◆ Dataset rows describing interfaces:
---+---

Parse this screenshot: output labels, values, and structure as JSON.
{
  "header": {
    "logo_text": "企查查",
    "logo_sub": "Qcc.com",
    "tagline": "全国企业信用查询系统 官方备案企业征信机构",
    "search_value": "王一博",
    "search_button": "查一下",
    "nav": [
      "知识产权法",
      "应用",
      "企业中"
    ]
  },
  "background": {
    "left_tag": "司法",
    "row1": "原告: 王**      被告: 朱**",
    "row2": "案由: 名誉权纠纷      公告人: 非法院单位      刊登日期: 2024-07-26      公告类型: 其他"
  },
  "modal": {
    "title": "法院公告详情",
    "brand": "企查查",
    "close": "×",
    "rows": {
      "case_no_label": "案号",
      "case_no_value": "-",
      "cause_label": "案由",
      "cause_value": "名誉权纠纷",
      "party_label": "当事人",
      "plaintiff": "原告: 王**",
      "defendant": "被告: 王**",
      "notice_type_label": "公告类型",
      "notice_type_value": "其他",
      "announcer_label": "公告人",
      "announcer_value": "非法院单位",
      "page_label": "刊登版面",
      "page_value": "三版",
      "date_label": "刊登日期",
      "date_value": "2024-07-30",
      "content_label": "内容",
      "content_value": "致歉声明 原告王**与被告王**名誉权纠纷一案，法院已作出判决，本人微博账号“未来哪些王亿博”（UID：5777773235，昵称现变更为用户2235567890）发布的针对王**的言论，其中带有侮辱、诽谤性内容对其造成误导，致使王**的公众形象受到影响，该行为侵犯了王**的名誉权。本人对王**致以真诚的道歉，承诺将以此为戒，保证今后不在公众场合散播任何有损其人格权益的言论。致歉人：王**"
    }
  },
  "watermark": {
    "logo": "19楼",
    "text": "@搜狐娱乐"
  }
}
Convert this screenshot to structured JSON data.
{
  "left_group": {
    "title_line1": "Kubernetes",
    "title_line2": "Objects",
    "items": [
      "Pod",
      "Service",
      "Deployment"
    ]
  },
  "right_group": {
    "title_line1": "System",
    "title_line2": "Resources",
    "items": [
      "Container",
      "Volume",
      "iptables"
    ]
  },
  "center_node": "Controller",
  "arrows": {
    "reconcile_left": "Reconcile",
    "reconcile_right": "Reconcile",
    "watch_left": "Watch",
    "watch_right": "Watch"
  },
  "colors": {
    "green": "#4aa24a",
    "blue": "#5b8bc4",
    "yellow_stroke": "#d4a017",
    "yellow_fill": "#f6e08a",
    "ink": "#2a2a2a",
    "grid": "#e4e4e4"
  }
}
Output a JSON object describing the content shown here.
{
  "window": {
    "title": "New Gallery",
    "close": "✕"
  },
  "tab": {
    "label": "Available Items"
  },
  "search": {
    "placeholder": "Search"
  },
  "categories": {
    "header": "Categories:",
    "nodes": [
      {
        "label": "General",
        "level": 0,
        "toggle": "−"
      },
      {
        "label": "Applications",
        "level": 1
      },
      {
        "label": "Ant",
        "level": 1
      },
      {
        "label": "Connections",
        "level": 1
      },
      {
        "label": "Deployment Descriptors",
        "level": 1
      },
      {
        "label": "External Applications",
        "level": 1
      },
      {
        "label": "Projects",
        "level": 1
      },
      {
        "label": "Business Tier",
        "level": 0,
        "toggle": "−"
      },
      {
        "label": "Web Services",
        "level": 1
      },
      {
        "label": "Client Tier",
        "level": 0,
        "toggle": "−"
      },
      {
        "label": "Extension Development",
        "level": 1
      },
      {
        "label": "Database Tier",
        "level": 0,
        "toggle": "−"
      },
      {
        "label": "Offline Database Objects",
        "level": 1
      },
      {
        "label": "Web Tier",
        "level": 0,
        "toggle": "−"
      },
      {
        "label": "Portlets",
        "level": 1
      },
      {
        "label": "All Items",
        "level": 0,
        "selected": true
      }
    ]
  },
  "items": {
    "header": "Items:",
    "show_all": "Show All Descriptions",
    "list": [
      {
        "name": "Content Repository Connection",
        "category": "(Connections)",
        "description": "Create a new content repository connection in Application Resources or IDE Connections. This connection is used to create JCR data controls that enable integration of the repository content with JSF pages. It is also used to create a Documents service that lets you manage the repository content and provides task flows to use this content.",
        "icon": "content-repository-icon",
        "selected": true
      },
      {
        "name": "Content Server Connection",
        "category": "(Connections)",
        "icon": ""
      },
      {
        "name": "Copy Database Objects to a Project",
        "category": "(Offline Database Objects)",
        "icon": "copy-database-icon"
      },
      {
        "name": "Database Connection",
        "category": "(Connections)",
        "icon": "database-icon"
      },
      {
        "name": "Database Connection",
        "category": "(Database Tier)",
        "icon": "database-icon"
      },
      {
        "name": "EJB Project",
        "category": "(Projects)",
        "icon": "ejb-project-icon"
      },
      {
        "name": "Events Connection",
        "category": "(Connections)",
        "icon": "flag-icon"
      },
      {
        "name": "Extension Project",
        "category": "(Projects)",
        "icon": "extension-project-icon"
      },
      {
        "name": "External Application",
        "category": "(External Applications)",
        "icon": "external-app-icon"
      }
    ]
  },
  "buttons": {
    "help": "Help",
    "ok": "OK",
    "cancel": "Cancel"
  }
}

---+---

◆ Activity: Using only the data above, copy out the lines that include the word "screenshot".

◆ Reply:
Parse this screenshot: output labels, values, and structure as JSON.
Convert this screenshot to structured JSON data.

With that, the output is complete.